Proctor : April 2019
26 PROCTOR | April 2019 Emergent technologies are changing the practice of law in unique ways. This article is by no means exhaustive, but demonstrates some of the major changes about to wash over the profession. It’s worth stating at the outset that technological disruption isn’t to be feared, but embraced – and will provide astute lawyers, firms and entrepreneurs with unprecedented opportunities to separate themselves and build truly innovative practices in the coming years. Blockchain and smart contract technology Distributed ledger technology, colloquially referred to as ‘blockchain’, allows the transfer of money and information on an open, shared, transparent, auditable and decentralised platform, free of third-party intermediaries. Using a blockchain like Bitcoin, capital exchange can occur near- instantly without the need for banks, agents, payment processors or settlement services. On newer platforms like Ethereum and Cardano, complex code can be written to interact directly with blockchain transactions. Referred to as ‘smart contracts’, they make it possible to automate business logic and the transfer of money and information in a manner that is transparent, consistent and auditable. This will have applications in almost every industry as the technology matures, but the innovation is particularly relevant to the practice of law.
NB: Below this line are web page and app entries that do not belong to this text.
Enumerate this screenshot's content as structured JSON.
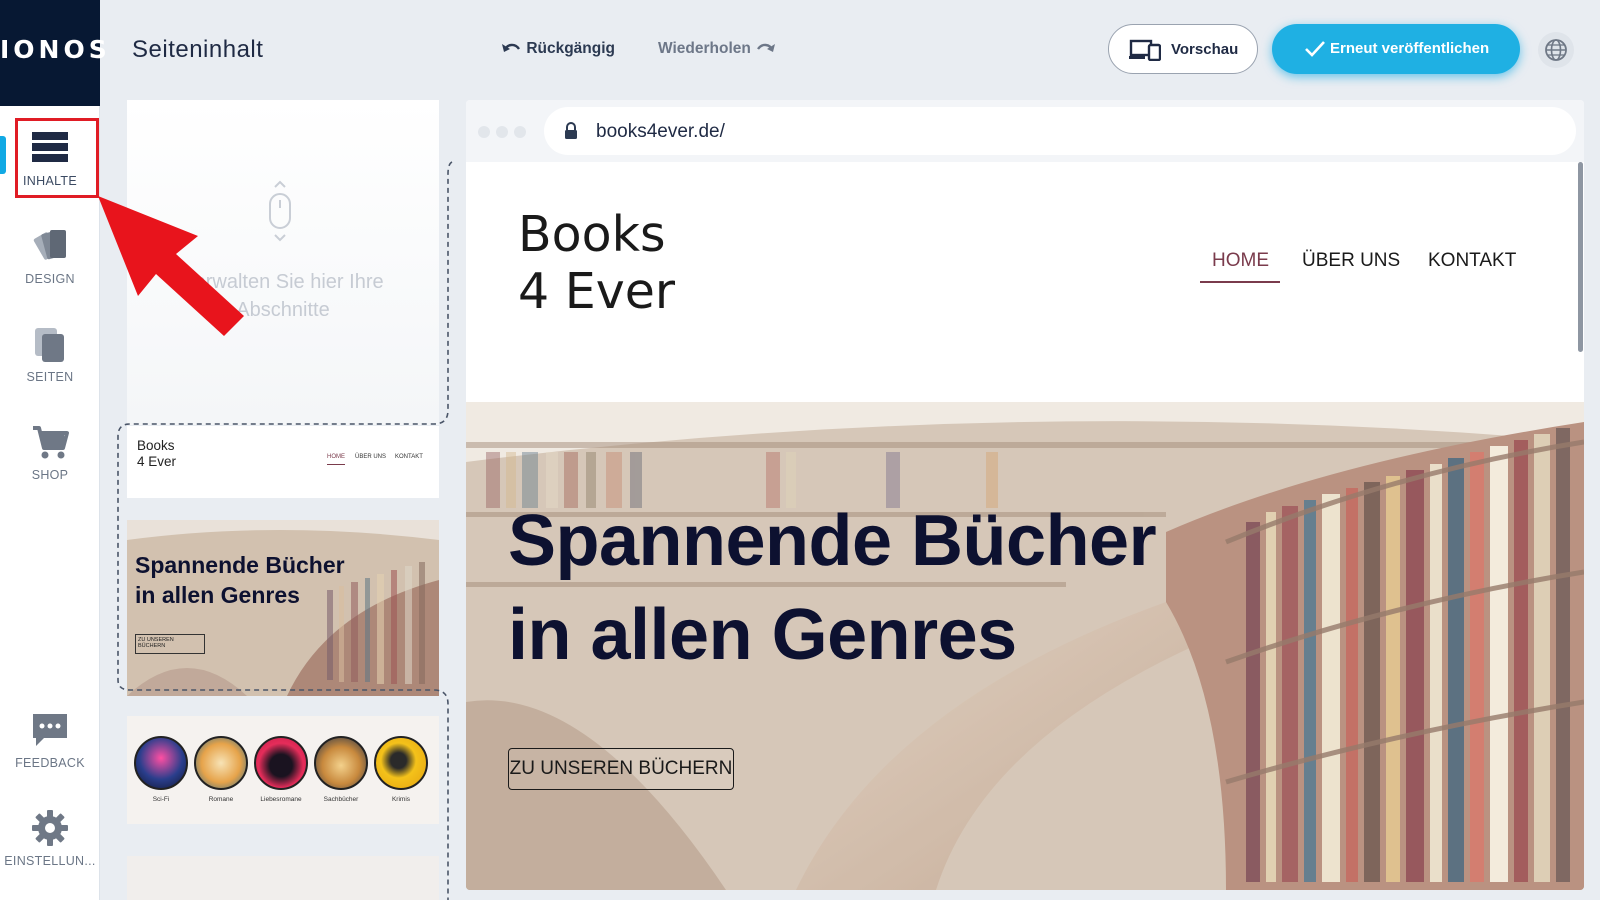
{
  "app": {
    "logo": "IONOS",
    "page_title": "Seiteninhalt",
    "undo_label": "Rückgängig",
    "redo_label": "Wiederholen",
    "preview_label": "Vorschau",
    "publish_label": "Erneut veröffentlichen"
  },
  "sidebar": {
    "items": [
      {
        "label": "INHALTE",
        "icon": "sections-icon",
        "active": true
      },
      {
        "label": "DESIGN",
        "icon": "palette-icon"
      },
      {
        "label": "SEITEN",
        "icon": "pages-icon"
      },
      {
        "label": "SHOP",
        "icon": "cart-icon"
      },
      {
        "label": "FEEDBACK",
        "icon": "chat-icon"
      },
      {
        "label": "EINSTELLUN...",
        "icon": "gear-icon"
      }
    ]
  },
  "sections_panel": {
    "hint": "Verwalten Sie hier Ihre Abschnitte",
    "header_thumb": {
      "title_line1": "Books",
      "title_line2": "4 Ever",
      "nav": [
        "HOME",
        "ÜBER UNS",
        "KONTAKT"
      ]
    },
    "hero_thumb": {
      "title_line1": "Spannende Bücher",
      "title_line2": "in allen Genres",
      "button_line1": "ZU UNSEREN",
      "button_line2": "BÜCHERN"
    },
    "categories": [
      "Sci-Fi",
      "Romane",
      "Liebesromane",
      "Sachbücher",
      "Krimis"
    ]
  },
  "browser": {
    "url": "books4ever.de/"
  },
  "site": {
    "logo_line1": "Books",
    "logo_line2": "4 Ever",
    "nav": {
      "home": "HOME",
      "about": "ÜBER UNS",
      "contact": "KONTAKT"
    },
    "hero_title_line1": "Spannende Bücher",
    "hero_title_line2": "in allen Genres",
    "hero_button": "ZU UNSEREN BÜCHERN"
  },
  "colors": {
    "accent": "#1fb0e3",
    "navy": "#071833",
    "annotation_red": "#e01c25",
    "nav_active": "#7a3b4c"
  }
}
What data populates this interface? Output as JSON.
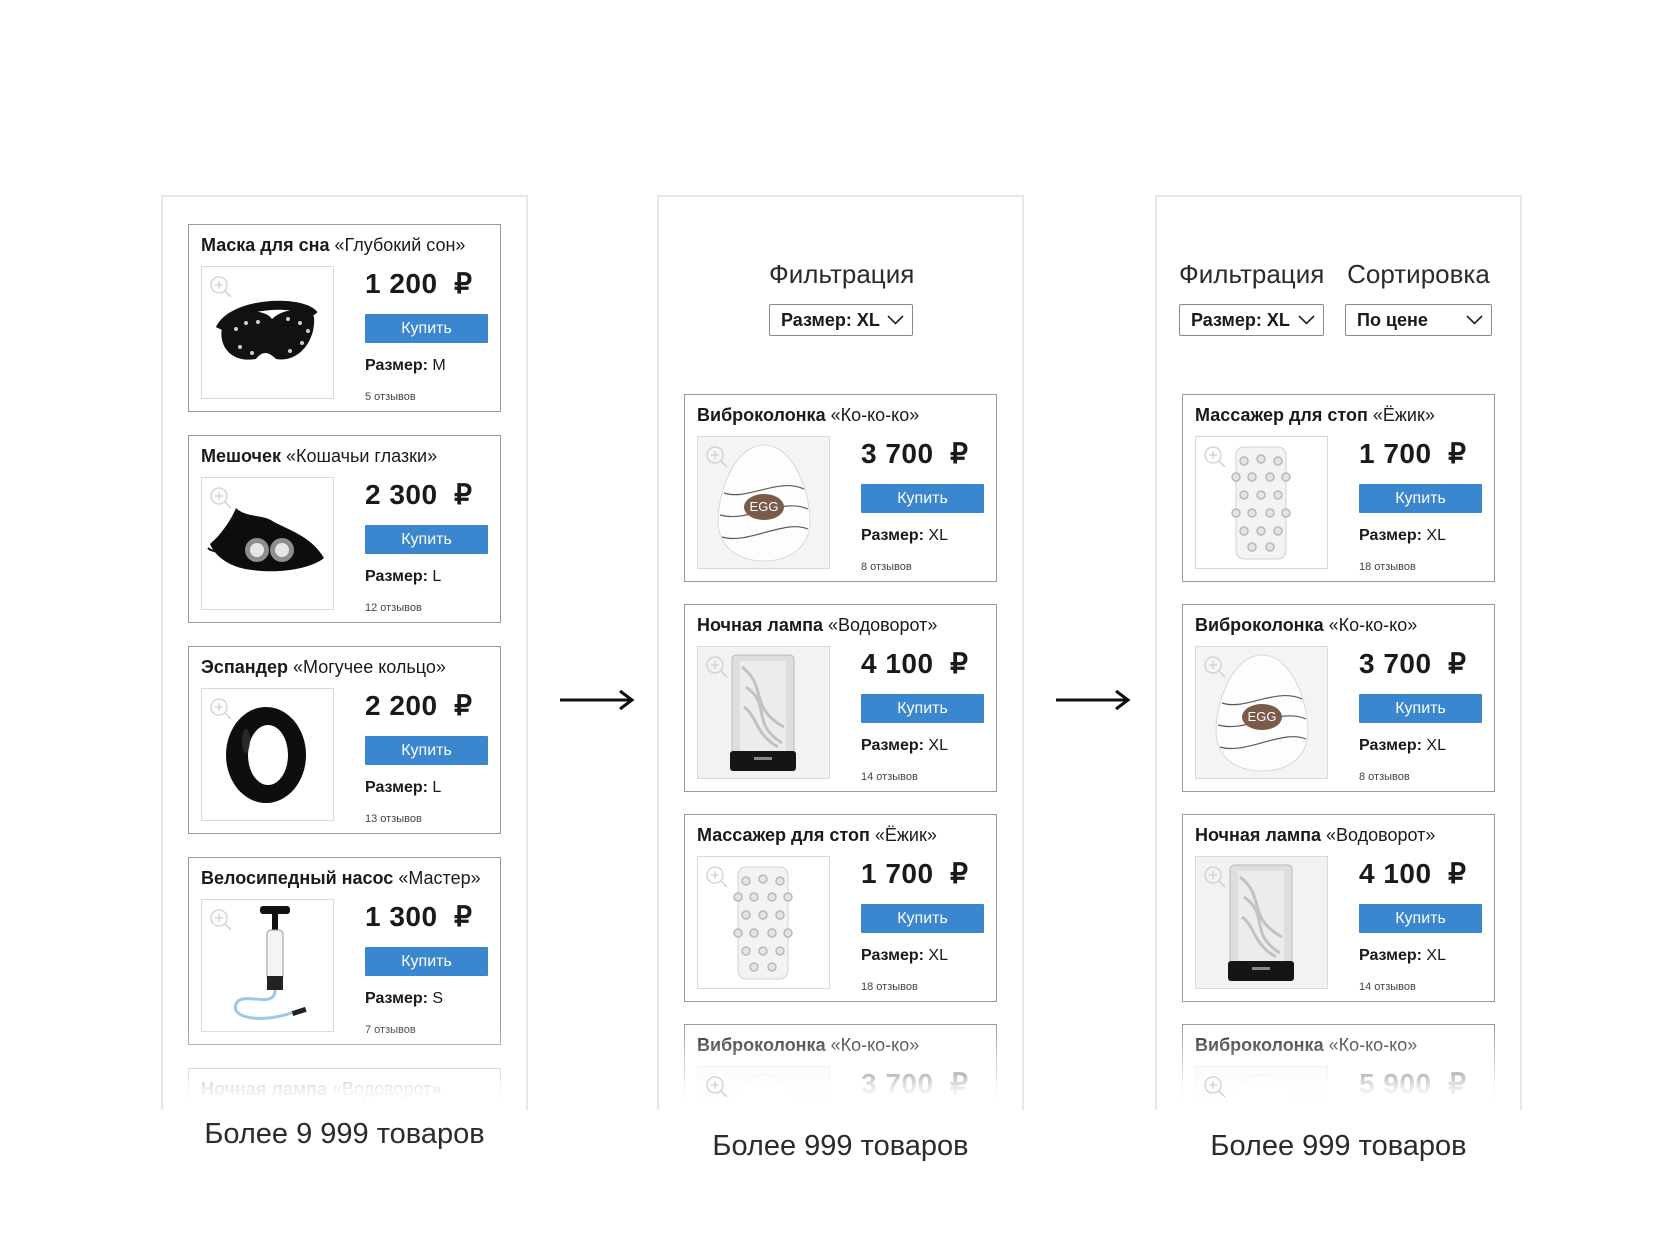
{
  "currency": "₽",
  "buy_label": "Купить",
  "size_label": "Размер:",
  "screens": [
    {
      "caption": "Более 9 999 товаров",
      "products": [
        {
          "name_bold": "Маска для сна",
          "name_rest": " «Глубокий сон»",
          "price": "1 200",
          "size": "M",
          "reviews": "5 отзывов",
          "image": "sleep-mask"
        },
        {
          "name_bold": "Мешочек",
          "name_rest": " «Кошачьи глазки»",
          "price": "2 300",
          "size": "L",
          "reviews": "12 отзывов",
          "image": "pouch-with-balls"
        },
        {
          "name_bold": "Эспандер",
          "name_rest": " «Могучее кольцо»",
          "price": "2 200",
          "size": "L",
          "reviews": "13 отзывов",
          "image": "black-ring"
        },
        {
          "name_bold": "Велосипедный насос",
          "name_rest": " «Мастер»",
          "price": "1 300",
          "size": "S",
          "reviews": "7 отзывов",
          "image": "hand-pump"
        },
        {
          "name_bold": "Ночная лампа",
          "name_rest": " «Водоворот»",
          "price": "",
          "size": "",
          "reviews": "",
          "image": "night-lamp"
        }
      ]
    },
    {
      "caption": "Более 999 товаров",
      "filter_title": "Фильтрация",
      "filter_value": "Размер: XL",
      "products": [
        {
          "name_bold": "Виброколонка",
          "name_rest": " «Ко-ко-ко»",
          "price": "3 700",
          "size": "XL",
          "reviews": "8 отзывов",
          "image": "egg-speaker"
        },
        {
          "name_bold": "Ночная лампа",
          "name_rest": " «Водоворот»",
          "price": "4 100",
          "size": "XL",
          "reviews": "14 отзывов",
          "image": "night-lamp"
        },
        {
          "name_bold": "Массажер для стоп",
          "name_rest": " «Ёжик»",
          "price": "1 700",
          "size": "XL",
          "reviews": "18 отзывов",
          "image": "spiky-massager"
        },
        {
          "name_bold": "Виброколонка",
          "name_rest": " «Ко-ко-ко»",
          "price": "3 700",
          "size": "",
          "reviews": "",
          "image": "egg-speaker"
        }
      ]
    },
    {
      "caption": "Более 999 товаров",
      "filter_title": "Фильтрация",
      "filter_value": "Размер: XL",
      "sort_title": "Сортировка",
      "sort_value": "По цене",
      "products": [
        {
          "name_bold": "Массажер для стоп",
          "name_rest": " «Ёжик»",
          "price": "1 700",
          "size": "XL",
          "reviews": "18 отзывов",
          "image": "spiky-massager"
        },
        {
          "name_bold": "Виброколонка",
          "name_rest": " «Ко-ко-ко»",
          "price": "3 700",
          "size": "XL",
          "reviews": "8 отзывов",
          "image": "egg-speaker"
        },
        {
          "name_bold": "Ночная лампа",
          "name_rest": " «Водоворот»",
          "price": "4 100",
          "size": "XL",
          "reviews": "14 отзывов",
          "image": "night-lamp"
        },
        {
          "name_bold": "Виброколонка",
          "name_rest": " «Ко-ко-ко»",
          "price": "5 900",
          "size": "",
          "reviews": "",
          "image": "egg-speaker"
        }
      ]
    }
  ]
}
Take, for example, the simple trust. Currently, trust deeds require extensive documentation to establish the trustee’s obligations and set out exactly how the trustee will benefit the beneficiaries. However, the documents (and common law) don’t intrinsically prevent the trustee from taking harmful or fraudulent actions. Rather, they merely allow the beneficiaries to seek relief against the trustee if they discover it did the wrong thing. I call instruments like a trust deed and our laws reactive, as they’re only enforceable if the wronged party takes action after the fact. A trust which utilises a smart contract in conjunction with a traditional written agreement circumvents much of this ambiguity. Most importantly, rules can be coded (not just written down) at the establishment of the trust. If there are five beneficiaries to be paid in equal, 20% portions every six months from the trust account, that non-discretionary distribution can be built directly into the smart contract, as the smart contract is attached to the trust account and deals directly with any currency which comes in. Any trustee looking to discretely favour one trustee over another would find that the contract prohibits it, because the code doesn’t allow an action inconsistent with its terms. I call these proactive agreements because (try as they might) a trustee can’t do something which isn’t permitted by the smart contract. Currently, almost all of our legal framework and technology can be characterised as reactionary. We draft contracts, make agreements and conduct transactional relationships without any true form of active contract enforcement. Instead, these instruments rely on the threat of consequences, implied trust and good faith in establishing legal relations. Blockchain technology provides an avenue for lawyers to increasingly develop proactive solutions for clients. It promotes trust, allows condition-based transactional execution and prevents many of the simpler, but expensive, litigation issues that are prevalent in our legal framework. Forward-thinking firms may begin offering ‘blended’ solutions which use smart contracts and develop tools which blur the lines between a law firm and a software development company. While the technology is still on the fringe, the advantages it provides will only increase as the technology matures and more users participate on the networks. This will be particularly true once clients become more comfortable with digital currency as a genuine unit of exchange. It will be necessary for firms to educate their staff about blockchain technology and equip them to build proactive legal solutions in concert with software developers and engineers. Firms which commit to becoming increasingly ‘blockchain native’ will, provided the networks continue to grow, separate themselves from their competition. Machine learning and AI It’s become popular for ‘experts’ to rattle off all the professions that will be ‘replaced’ by machines, and lawyers are often included in these lists. This usually shows that the experts don’t really understand the role of the lawyer. Machine-learning software and ‘AI’ (artificial intelligence) programs excel in repetitive task management, binary or gated decision- making and the interpretation of data. They are constructs designed to do some very specific tasks and do them well, but they are only as powerful as the human engineers who build them. Developed properly, the algorithms can do many tasks to a higher standard than that of humans. Take the recent machine-learning algorithm developed by IBM for identification and diagnosis of skin cancer. In a scan of 3000 images, the technology was able to correctly identify a melanoma with an accuracy of 95%, as opposed to the 75-85% of most general practitioners. Similar results are being seen in areas from automated vehicle piloting to predictive speech. It’s important to understand, however, that AI and machine-learning technology still depends on human input. The melanoma algorithm first needed to be engineered and then ‘trained’ by feeding it data – photos which represented positive and negative melanomas. Only after being coached on the meaning of the data could the program begin to analyse new images. Regular Proctor readers will already be aware of several of the major innovations that have been identified as major ‘disruptors’ for the legal profession. In this article Matthew Shearing provides an updated summary of the key technologies that are changing the face of practice.